## Records provided
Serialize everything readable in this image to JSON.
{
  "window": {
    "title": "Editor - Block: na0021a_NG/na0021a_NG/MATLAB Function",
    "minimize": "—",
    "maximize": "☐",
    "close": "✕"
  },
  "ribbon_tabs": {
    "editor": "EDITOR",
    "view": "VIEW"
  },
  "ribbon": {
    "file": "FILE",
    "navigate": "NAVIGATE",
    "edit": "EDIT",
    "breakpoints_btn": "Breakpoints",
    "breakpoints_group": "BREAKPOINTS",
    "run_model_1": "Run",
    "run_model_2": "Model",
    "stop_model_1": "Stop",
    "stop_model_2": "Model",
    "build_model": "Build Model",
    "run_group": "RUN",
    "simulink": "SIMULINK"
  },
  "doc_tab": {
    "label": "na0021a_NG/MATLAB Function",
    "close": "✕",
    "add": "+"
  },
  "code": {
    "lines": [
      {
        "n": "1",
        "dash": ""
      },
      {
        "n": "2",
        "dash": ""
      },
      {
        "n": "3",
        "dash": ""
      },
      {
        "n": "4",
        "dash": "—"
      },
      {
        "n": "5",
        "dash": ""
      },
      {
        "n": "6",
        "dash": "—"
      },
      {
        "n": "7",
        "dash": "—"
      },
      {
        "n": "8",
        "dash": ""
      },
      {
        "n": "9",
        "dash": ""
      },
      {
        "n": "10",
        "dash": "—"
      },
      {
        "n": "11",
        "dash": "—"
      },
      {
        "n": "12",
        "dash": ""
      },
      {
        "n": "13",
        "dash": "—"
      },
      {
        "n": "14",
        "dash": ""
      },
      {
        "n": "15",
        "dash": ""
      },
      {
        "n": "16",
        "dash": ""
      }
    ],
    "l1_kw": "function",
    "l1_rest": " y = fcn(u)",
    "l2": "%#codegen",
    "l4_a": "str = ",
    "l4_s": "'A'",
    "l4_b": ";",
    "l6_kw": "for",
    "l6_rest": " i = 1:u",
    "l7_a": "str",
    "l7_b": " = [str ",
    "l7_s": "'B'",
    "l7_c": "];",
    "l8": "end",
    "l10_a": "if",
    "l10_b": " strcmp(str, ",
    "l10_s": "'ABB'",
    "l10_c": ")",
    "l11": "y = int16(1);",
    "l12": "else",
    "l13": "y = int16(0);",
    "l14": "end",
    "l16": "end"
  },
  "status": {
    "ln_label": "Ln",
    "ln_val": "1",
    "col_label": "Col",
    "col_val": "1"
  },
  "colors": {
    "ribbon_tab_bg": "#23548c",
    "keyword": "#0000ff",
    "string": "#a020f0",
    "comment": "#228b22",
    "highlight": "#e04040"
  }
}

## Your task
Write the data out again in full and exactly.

## Response box
Serialize everything readable in this image to JSON.
{
  "window": {
    "title": "Editor - Block: na0021a_NG/na0021a_NG/MATLAB Function",
    "minimize": "—",
    "maximize": "☐",
    "close": "✕"
  },
  "ribbon_tabs": {
    "editor": "EDITOR",
    "view": "VIEW"
  },
  "ribbon": {
    "file": "FILE",
    "navigate": "NAVIGATE",
    "edit": "EDIT",
    "breakpoints_btn": "Breakpoints",
    "breakpoints_group": "BREAKPOINTS",
    "run_model_1": "Run",
    "run_model_2": "Model",
    "stop_model_1": "Stop",
    "stop_model_2": "Model",
    "build_model": "Build Model",
    "run_group": "RUN",
    "simulink": "SIMULINK"
  },
  "doc_tab": {
    "label": "na0021a_NG/MATLAB Function",
    "close": "✕",
    "add": "+"
  },
  "code": {
    "lines": [
      {
        "n": "1",
        "dash": ""
      },
      {
        "n": "2",
        "dash": ""
      },
      {
        "n": "3",
        "dash": ""
      },
      {
        "n": "4",
        "dash": "—"
      },
      {
        "n": "5",
        "dash": ""
      },
      {
        "n": "6",
        "dash": "—"
      },
      {
        "n": "7",
        "dash": "—"
      },
      {
        "n": "8",
        "dash": ""
      },
      {
        "n": "9",
        "dash": ""
      },
      {
        "n": "10",
        "dash": "—"
      },
      {
        "n": "11",
        "dash": "—"
      },
      {
        "n": "12",
        "dash": ""
      },
      {
        "n": "13",
        "dash": "—"
      },
      {
        "n": "14",
        "dash": ""
      },
      {
        "n": "15",
        "dash": ""
      },
      {
        "n": "16",
        "dash": ""
      }
    ],
    "l1_kw": "function",
    "l1_rest": " y = fcn(u)",
    "l2": "%#codegen",
    "l4_a": "str = ",
    "l4_s": "'A'",
    "l4_b": ";",
    "l6_kw": "for",
    "l6_rest": " i = 1:u",
    "l7_a": "str",
    "l7_b": " = [str ",
    "l7_s": "'B'",
    "l7_c": "];",
    "l8": "end",
    "l10_a": "if",
    "l10_b": " strcmp(str, ",
    "l10_s": "'ABB'",
    "l10_c": ")",
    "l11": "y = int16(1);",
    "l12": "else",
    "l13": "y = int16(0);",
    "l14": "end",
    "l16": "end"
  },
  "status": {
    "ln_label": "Ln",
    "ln_val": "1",
    "col_label": "Col",
    "col_val": "1"
  },
  "colors": {
    "ribbon_tab_bg": "#23548c",
    "keyword": "#0000ff",
    "string": "#a020f0",
    "comment": "#228b22",
    "highlight": "#e04040"
  }
}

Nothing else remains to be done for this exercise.